Items from an interface collection:
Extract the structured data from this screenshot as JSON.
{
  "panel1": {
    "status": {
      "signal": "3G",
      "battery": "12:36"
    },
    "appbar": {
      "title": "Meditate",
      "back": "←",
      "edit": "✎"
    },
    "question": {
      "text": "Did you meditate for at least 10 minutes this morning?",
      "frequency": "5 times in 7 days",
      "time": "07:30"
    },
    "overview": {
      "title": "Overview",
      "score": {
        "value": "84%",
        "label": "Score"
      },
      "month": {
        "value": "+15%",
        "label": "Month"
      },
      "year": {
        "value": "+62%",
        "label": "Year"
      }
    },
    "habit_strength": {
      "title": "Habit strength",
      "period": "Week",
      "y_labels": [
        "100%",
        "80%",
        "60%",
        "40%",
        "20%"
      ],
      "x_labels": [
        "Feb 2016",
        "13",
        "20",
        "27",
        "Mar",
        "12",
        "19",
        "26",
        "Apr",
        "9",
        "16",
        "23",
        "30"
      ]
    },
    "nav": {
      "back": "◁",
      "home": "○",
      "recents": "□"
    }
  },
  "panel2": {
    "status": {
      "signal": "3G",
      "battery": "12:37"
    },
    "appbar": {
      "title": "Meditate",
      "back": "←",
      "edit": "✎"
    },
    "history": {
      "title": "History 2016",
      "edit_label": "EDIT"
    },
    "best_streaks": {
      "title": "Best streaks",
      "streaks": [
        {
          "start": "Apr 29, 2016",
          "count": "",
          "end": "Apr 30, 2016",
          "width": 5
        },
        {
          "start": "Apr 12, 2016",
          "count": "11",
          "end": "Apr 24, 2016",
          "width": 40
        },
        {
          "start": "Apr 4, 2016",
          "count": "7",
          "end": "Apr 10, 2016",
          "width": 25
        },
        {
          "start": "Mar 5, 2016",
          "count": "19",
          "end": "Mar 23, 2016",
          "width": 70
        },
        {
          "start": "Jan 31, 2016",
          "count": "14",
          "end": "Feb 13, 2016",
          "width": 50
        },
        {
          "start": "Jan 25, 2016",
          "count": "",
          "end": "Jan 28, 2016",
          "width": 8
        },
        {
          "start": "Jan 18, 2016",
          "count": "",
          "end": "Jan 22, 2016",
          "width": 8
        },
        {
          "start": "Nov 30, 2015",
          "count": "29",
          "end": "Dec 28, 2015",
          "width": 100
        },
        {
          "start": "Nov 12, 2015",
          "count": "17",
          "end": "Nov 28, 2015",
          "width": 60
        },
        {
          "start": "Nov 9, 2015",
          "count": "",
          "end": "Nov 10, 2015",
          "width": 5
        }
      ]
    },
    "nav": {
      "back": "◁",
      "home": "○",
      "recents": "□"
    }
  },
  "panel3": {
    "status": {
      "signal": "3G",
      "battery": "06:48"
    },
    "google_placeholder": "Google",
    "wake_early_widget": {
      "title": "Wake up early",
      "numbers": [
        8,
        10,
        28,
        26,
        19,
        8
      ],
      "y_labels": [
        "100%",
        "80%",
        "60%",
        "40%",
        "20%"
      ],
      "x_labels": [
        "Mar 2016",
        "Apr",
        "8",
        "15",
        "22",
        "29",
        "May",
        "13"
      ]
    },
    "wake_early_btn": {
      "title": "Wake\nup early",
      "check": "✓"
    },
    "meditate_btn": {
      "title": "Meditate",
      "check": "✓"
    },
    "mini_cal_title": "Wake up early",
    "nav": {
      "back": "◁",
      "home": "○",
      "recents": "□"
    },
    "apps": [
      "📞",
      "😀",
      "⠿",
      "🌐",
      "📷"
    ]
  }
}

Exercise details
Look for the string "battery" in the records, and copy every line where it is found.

Response to the task
      "battery": "12:36"
      "battery": "12:37"
      "battery": "06:48"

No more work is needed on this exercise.